**Excerpts from an interface dataset**.
=====
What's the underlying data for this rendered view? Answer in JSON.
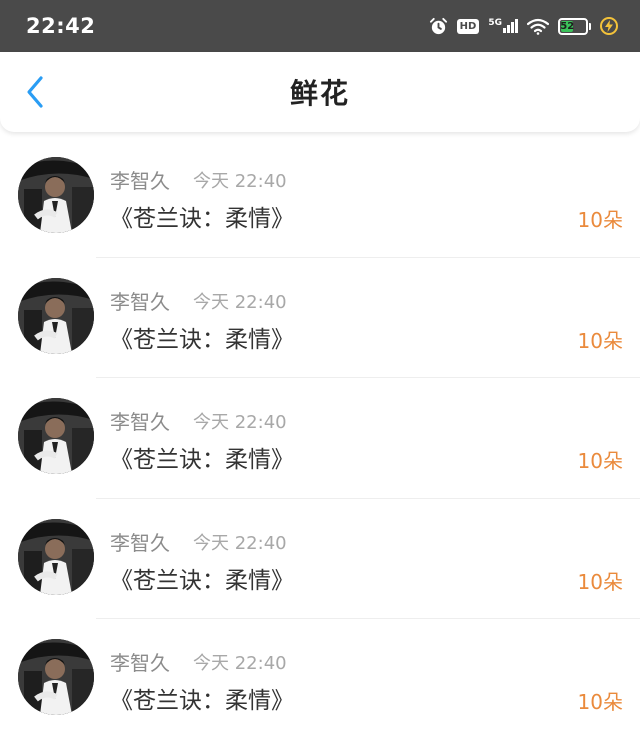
{
  "status_bar": {
    "time": "22:42",
    "hd_label": "HD",
    "network_label": "5G",
    "battery_level": "52",
    "icons": [
      "alarm-icon",
      "hd-icon",
      "signal-5g-icon",
      "wifi-icon",
      "battery-icon",
      "charging-icon"
    ]
  },
  "header": {
    "back_icon": "chevron-left-icon",
    "title": "鲜花",
    "accent_color": "#2a9df4"
  },
  "colors": {
    "count": "#ea8a3c",
    "name": "#8c8c8c",
    "time": "#a8a8a8",
    "gift": "#333333"
  },
  "items": [
    {
      "user": "李智久",
      "time": "今天 22:40",
      "gift": "《苍兰诀：柔情》",
      "count": "10朵"
    },
    {
      "user": "李智久",
      "time": "今天 22:40",
      "gift": "《苍兰诀：柔情》",
      "count": "10朵"
    },
    {
      "user": "李智久",
      "time": "今天 22:40",
      "gift": "《苍兰诀：柔情》",
      "count": "10朵"
    },
    {
      "user": "李智久",
      "time": "今天 22:40",
      "gift": "《苍兰诀：柔情》",
      "count": "10朵"
    },
    {
      "user": "李智久",
      "time": "今天 22:40",
      "gift": "《苍兰诀：柔情》",
      "count": "10朵"
    }
  ]
}
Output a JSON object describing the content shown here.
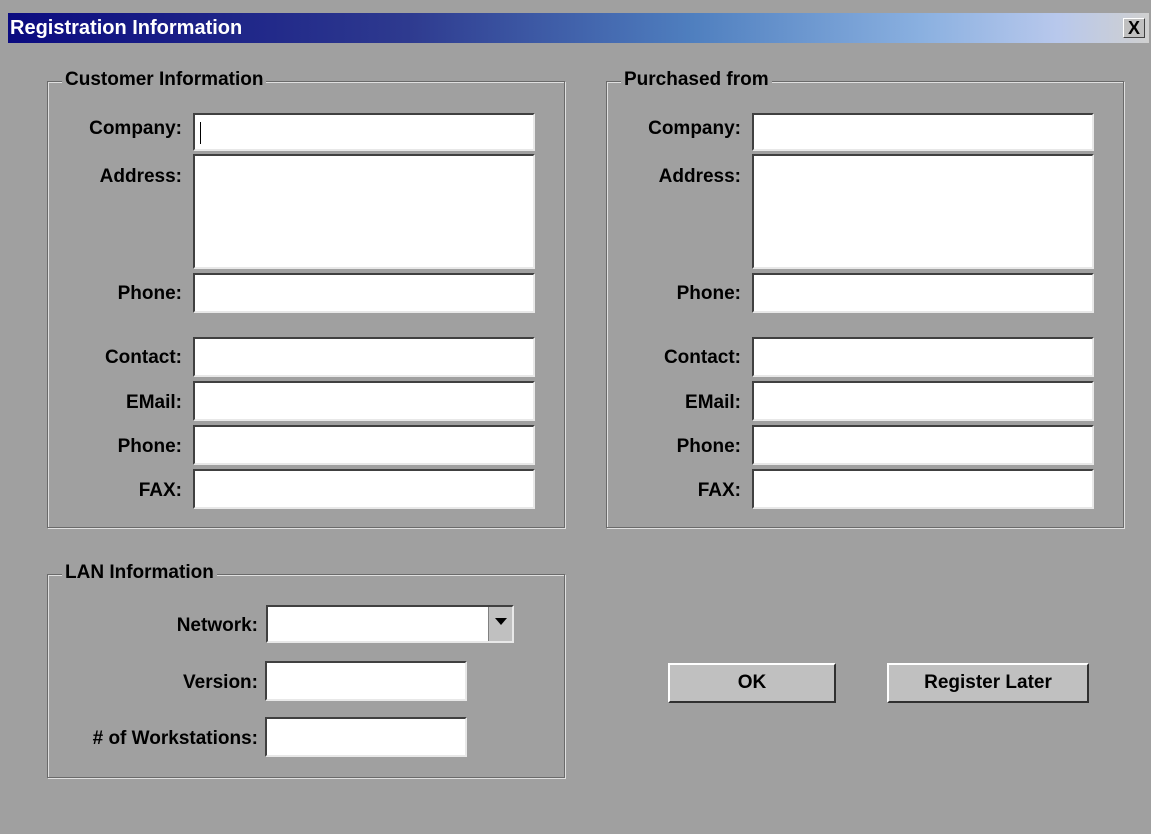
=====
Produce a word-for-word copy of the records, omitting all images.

What's the underlying data for this rendered view? Answer in JSON.
{
  "status_bar": {
    "time": "22:42",
    "hd_label": "HD",
    "network_label": "5G",
    "battery_level": "52",
    "icons": [
      "alarm-icon",
      "hd-icon",
      "signal-5g-icon",
      "wifi-icon",
      "battery-icon",
      "charging-icon"
    ]
  },
  "header": {
    "back_icon": "chevron-left-icon",
    "title": "鲜花",
    "accent_color": "#2a9df4"
  },
  "colors": {
    "count": "#ea8a3c",
    "name": "#8c8c8c",
    "time": "#a8a8a8",
    "gift": "#333333"
  },
  "items": [
    {
      "user": "李智久",
      "time": "今天 22:40",
      "gift": "《苍兰诀：柔情》",
      "count": "10朵"
    },
    {
      "user": "李智久",
      "time": "今天 22:40",
      "gift": "《苍兰诀：柔情》",
      "count": "10朵"
    },
    {
      "user": "李智久",
      "time": "今天 22:40",
      "gift": "《苍兰诀：柔情》",
      "count": "10朵"
    },
    {
      "user": "李智久",
      "time": "今天 22:40",
      "gift": "《苍兰诀：柔情》",
      "count": "10朵"
    },
    {
      "user": "李智久",
      "time": "今天 22:40",
      "gift": "《苍兰诀：柔情》",
      "count": "10朵"
    }
  ]
}
Output a JSON object describing the content shown here.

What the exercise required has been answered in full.